There is arguably no better metric for summing up quality of life issues than migration rates - people voting with their feet. It takes a lot to make people get up and go, and the preceding figures show why Michigan has what it takes. Last year, Michigan lost enough people to populate a city the size of Ann Arbor. Another metric — provided by United Van Lines — indicates that a whopping 70 percent of all their Michigan-related traffic is outbound.

The solution to Michigan's problems is simpler than are willing to admit. The economic science tells us that if you raise the price of anything — from wheat to cars to new houses, you will get less of it. There is an inverse relationship between price and quantity demanded.

So, the way to reverse Michigan's economic fortunes is to lower the cost of living, working and investing in the Great Lake State for families and job providers. Specifically the Mackinac Center has recommended:
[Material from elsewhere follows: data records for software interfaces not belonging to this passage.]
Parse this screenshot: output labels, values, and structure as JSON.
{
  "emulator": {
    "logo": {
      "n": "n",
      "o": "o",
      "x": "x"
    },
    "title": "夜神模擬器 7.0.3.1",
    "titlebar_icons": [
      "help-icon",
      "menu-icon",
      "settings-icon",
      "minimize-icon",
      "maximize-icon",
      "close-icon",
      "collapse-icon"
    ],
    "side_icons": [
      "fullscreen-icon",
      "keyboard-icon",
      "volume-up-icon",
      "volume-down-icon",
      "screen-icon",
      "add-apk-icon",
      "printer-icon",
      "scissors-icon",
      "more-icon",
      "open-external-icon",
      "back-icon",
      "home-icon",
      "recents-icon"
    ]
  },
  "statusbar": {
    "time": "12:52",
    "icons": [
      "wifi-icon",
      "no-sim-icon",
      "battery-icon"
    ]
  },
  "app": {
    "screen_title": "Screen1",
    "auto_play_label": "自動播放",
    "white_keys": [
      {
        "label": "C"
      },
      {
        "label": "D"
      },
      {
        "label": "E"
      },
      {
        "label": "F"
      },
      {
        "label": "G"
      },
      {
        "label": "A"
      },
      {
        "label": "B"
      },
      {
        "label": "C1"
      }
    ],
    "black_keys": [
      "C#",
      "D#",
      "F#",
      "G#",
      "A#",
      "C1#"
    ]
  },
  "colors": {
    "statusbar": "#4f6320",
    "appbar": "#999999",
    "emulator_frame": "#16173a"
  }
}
Eliminate the Michigan Business Tax — not just the current surcharge on it — and replace the money it raises with cuts in government spending. States that live without one of the three major taxes (business, income and sales) typically outperform states that have all three.

Pass Right-to-Work legislation. There may be no greater single economic development policy that Michigan could adopt. Counties in states that have right-to-work laws and border counties in states that do not enjoy one-third more manufacturing employment as a percentage of their population than their neighbors across the border. That's about as apples-to-apples as you get in economics, and the result could not be clearer.

Rein in the Department of Environmental Quality. If a firm can't get a permit to start or expand a business here, it will never even get around to worrying about state taxes and labor laws — it just won't be doing business or creating jobs in Michigan, period. It's a 100 percent tax rate. My colleague Russ Harding, the former director of the DEQ, has described this department as out-of-control.

What should we not do? Rely on the big, newsy, flashy projects that involve the state promising millions of dollars in targeted tax credits or subsidies to slick operators in sexy industries who promise to "create" jobs. Every one of these handouts is an implicit admission that it costs too much to live, work and grow a business in Michigan. If that's true for the few then it's also true for all, and should be fixed for all, not just a politically well-connected minority.